**Activity:** Set down every record below exactly as it stands, minus the pictures.

**Stored entries:**
☆ ☆ ☆ ☆ ☆ ☆ ☆

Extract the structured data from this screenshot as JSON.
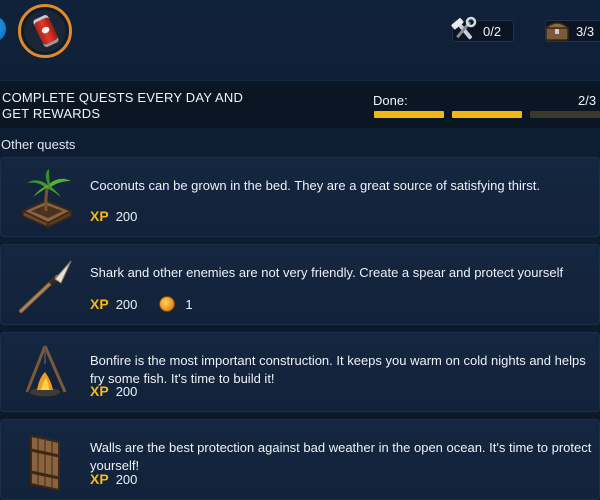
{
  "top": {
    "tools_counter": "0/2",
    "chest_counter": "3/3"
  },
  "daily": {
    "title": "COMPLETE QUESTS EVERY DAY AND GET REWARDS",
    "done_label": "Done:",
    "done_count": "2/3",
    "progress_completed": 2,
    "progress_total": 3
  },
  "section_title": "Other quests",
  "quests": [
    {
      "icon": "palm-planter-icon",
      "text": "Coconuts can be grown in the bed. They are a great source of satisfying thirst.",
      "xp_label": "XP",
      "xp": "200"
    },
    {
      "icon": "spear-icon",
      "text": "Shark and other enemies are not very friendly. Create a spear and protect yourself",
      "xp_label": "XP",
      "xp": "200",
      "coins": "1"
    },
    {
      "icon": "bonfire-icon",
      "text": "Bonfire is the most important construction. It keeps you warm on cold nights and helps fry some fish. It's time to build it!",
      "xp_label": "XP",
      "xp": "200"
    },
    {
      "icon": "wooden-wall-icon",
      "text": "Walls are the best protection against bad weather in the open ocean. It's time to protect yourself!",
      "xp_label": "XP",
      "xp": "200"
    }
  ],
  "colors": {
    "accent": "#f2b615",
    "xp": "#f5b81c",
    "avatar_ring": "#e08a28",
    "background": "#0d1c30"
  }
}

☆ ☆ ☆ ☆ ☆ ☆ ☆

**Answer to the exercise:**
Extract the structured data from this screenshot as JSON.
{
  "top": {
    "tools_counter": "0/2",
    "chest_counter": "3/3"
  },
  "daily": {
    "title": "COMPLETE QUESTS EVERY DAY AND GET REWARDS",
    "done_label": "Done:",
    "done_count": "2/3",
    "progress_completed": 2,
    "progress_total": 3
  },
  "section_title": "Other quests",
  "quests": [
    {
      "icon": "palm-planter-icon",
      "text": "Coconuts can be grown in the bed. They are a great source of satisfying thirst.",
      "xp_label": "XP",
      "xp": "200"
    },
    {
      "icon": "spear-icon",
      "text": "Shark and other enemies are not very friendly. Create a spear and protect yourself",
      "xp_label": "XP",
      "xp": "200",
      "coins": "1"
    },
    {
      "icon": "bonfire-icon",
      "text": "Bonfire is the most important construction. It keeps you warm on cold nights and helps fry some fish. It's time to build it!",
      "xp_label": "XP",
      "xp": "200"
    },
    {
      "icon": "wooden-wall-icon",
      "text": "Walls are the best protection against bad weather in the open ocean. It's time to protect yourself!",
      "xp_label": "XP",
      "xp": "200"
    }
  ],
  "colors": {
    "accent": "#f2b615",
    "xp": "#f5b81c",
    "avatar_ring": "#e08a28",
    "background": "#0d1c30"
  }
}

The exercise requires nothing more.